What you are asked to do:
The records need to be set down again exactly as they appear.

[[ Input data open ]]

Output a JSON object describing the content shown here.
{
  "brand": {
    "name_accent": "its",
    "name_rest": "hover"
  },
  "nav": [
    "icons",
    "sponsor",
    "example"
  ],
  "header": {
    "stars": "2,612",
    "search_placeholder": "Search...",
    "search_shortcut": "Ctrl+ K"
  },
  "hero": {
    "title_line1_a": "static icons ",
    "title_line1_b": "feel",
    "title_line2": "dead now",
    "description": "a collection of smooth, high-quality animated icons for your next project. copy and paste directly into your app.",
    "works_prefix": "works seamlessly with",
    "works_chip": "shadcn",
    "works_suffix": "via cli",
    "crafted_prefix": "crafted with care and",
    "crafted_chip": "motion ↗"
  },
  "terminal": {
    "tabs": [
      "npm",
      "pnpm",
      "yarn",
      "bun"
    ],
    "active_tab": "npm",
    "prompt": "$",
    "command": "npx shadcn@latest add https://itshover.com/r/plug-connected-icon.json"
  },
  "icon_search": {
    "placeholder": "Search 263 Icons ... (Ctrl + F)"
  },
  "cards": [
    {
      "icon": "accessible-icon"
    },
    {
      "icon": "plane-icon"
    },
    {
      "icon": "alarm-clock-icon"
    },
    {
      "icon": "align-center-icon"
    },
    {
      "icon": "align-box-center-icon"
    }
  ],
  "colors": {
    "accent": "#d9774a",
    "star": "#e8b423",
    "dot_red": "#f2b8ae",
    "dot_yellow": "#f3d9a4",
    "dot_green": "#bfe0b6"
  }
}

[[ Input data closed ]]

Result below:
Output a JSON object describing the content shown here.
{
  "brand": {
    "name_accent": "its",
    "name_rest": "hover"
  },
  "nav": [
    "icons",
    "sponsor",
    "example"
  ],
  "header": {
    "stars": "2,612",
    "search_placeholder": "Search...",
    "search_shortcut": "Ctrl+ K"
  },
  "hero": {
    "title_line1_a": "static icons ",
    "title_line1_b": "feel",
    "title_line2": "dead now",
    "description": "a collection of smooth, high-quality animated icons for your next project. copy and paste directly into your app.",
    "works_prefix": "works seamlessly with",
    "works_chip": "shadcn",
    "works_suffix": "via cli",
    "crafted_prefix": "crafted with care and",
    "crafted_chip": "motion ↗"
  },
  "terminal": {
    "tabs": [
      "npm",
      "pnpm",
      "yarn",
      "bun"
    ],
    "active_tab": "npm",
    "prompt": "$",
    "command": "npx shadcn@latest add https://itshover.com/r/plug-connected-icon.json"
  },
  "icon_search": {
    "placeholder": "Search 263 Icons ... (Ctrl + F)"
  },
  "cards": [
    {
      "icon": "accessible-icon"
    },
    {
      "icon": "plane-icon"
    },
    {
      "icon": "alarm-clock-icon"
    },
    {
      "icon": "align-center-icon"
    },
    {
      "icon": "align-box-center-icon"
    }
  ],
  "colors": {
    "accent": "#d9774a",
    "star": "#e8b423",
    "dot_red": "#f2b8ae",
    "dot_yellow": "#f3d9a4",
    "dot_green": "#bfe0b6"
  }
}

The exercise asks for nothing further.